**PROBLEM DETAILS**
All of the data below is to be output exactly as written.

**RECORDS FOR THE EXERCISE**
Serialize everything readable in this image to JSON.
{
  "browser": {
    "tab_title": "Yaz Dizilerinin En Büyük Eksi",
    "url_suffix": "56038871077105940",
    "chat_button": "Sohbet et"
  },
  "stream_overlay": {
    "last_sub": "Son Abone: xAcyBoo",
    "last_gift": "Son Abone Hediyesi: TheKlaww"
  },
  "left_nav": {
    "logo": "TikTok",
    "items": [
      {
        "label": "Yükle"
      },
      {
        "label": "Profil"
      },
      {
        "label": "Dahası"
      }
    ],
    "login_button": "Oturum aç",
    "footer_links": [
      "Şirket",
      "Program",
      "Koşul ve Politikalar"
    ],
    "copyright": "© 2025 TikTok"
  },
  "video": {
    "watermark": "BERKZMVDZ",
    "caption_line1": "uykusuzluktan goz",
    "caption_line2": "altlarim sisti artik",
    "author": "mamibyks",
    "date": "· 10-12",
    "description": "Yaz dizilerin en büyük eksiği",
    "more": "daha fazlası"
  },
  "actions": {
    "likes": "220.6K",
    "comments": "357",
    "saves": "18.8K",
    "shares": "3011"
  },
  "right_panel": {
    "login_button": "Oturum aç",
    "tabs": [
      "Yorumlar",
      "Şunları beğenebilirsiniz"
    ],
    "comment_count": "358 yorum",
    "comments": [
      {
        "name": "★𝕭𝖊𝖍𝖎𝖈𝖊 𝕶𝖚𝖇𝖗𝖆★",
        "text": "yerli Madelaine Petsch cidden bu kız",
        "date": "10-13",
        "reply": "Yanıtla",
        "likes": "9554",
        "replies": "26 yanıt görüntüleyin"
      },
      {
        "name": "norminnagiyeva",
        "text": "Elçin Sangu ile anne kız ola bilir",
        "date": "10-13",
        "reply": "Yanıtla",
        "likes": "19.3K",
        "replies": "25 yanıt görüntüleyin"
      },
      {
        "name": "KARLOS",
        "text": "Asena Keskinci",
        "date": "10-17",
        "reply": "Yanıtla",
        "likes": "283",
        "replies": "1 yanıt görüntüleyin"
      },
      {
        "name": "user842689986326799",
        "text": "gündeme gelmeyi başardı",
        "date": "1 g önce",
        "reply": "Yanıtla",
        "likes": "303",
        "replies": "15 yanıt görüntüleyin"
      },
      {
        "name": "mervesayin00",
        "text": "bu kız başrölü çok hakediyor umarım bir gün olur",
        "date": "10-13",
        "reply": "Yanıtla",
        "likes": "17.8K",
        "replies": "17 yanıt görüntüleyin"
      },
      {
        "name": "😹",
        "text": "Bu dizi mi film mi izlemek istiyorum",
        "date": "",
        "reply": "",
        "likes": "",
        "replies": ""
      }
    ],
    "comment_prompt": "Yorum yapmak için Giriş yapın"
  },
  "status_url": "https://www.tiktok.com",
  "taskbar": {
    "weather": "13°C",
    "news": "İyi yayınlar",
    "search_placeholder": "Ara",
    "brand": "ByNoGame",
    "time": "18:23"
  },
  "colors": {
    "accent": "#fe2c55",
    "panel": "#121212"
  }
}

**RESPONSE TO THIS TASK**
Serialize everything readable in this image to JSON.
{
  "browser": {
    "tab_title": "Yaz Dizilerinin En Büyük Eksi",
    "url_suffix": "56038871077105940",
    "chat_button": "Sohbet et"
  },
  "stream_overlay": {
    "last_sub": "Son Abone: xAcyBoo",
    "last_gift": "Son Abone Hediyesi: TheKlaww"
  },
  "left_nav": {
    "logo": "TikTok",
    "items": [
      {
        "label": "Yükle"
      },
      {
        "label": "Profil"
      },
      {
        "label": "Dahası"
      }
    ],
    "login_button": "Oturum aç",
    "footer_links": [
      "Şirket",
      "Program",
      "Koşul ve Politikalar"
    ],
    "copyright": "© 2025 TikTok"
  },
  "video": {
    "watermark": "BERKZMVDZ",
    "caption_line1": "uykusuzluktan goz",
    "caption_line2": "altlarim sisti artik",
    "author": "mamibyks",
    "date": "· 10-12",
    "description": "Yaz dizilerin en büyük eksiği",
    "more": "daha fazlası"
  },
  "actions": {
    "likes": "220.6K",
    "comments": "357",
    "saves": "18.8K",
    "shares": "3011"
  },
  "right_panel": {
    "login_button": "Oturum aç",
    "tabs": [
      "Yorumlar",
      "Şunları beğenebilirsiniz"
    ],
    "comment_count": "358 yorum",
    "comments": [
      {
        "name": "★𝕭𝖊𝖍𝖎𝖈𝖊 𝕶𝖚𝖇𝖗𝖆★",
        "text": "yerli Madelaine Petsch cidden bu kız",
        "date": "10-13",
        "reply": "Yanıtla",
        "likes": "9554",
        "replies": "26 yanıt görüntüleyin"
      },
      {
        "name": "norminnagiyeva",
        "text": "Elçin Sangu ile anne kız ola bilir",
        "date": "10-13",
        "reply": "Yanıtla",
        "likes": "19.3K",
        "replies": "25 yanıt görüntüleyin"
      },
      {
        "name": "KARLOS",
        "text": "Asena Keskinci",
        "date": "10-17",
        "reply": "Yanıtla",
        "likes": "283",
        "replies": "1 yanıt görüntüleyin"
      },
      {
        "name": "user842689986326799",
        "text": "gündeme gelmeyi başardı",
        "date": "1 g önce",
        "reply": "Yanıtla",
        "likes": "303",
        "replies": "15 yanıt görüntüleyin"
      },
      {
        "name": "mervesayin00",
        "text": "bu kız başrölü çok hakediyor umarım bir gün olur",
        "date": "10-13",
        "reply": "Yanıtla",
        "likes": "17.8K",
        "replies": "17 yanıt görüntüleyin"
      },
      {
        "name": "😹",
        "text": "Bu dizi mi film mi izlemek istiyorum",
        "date": "",
        "reply": "",
        "likes": "",
        "replies": ""
      }
    ],
    "comment_prompt": "Yorum yapmak için Giriş yapın"
  },
  "status_url": "https://www.tiktok.com",
  "taskbar": {
    "weather": "13°C",
    "news": "İyi yayınlar",
    "search_placeholder": "Ara",
    "brand": "ByNoGame",
    "time": "18:23"
  },
  "colors": {
    "accent": "#fe2c55",
    "panel": "#121212"
  }
}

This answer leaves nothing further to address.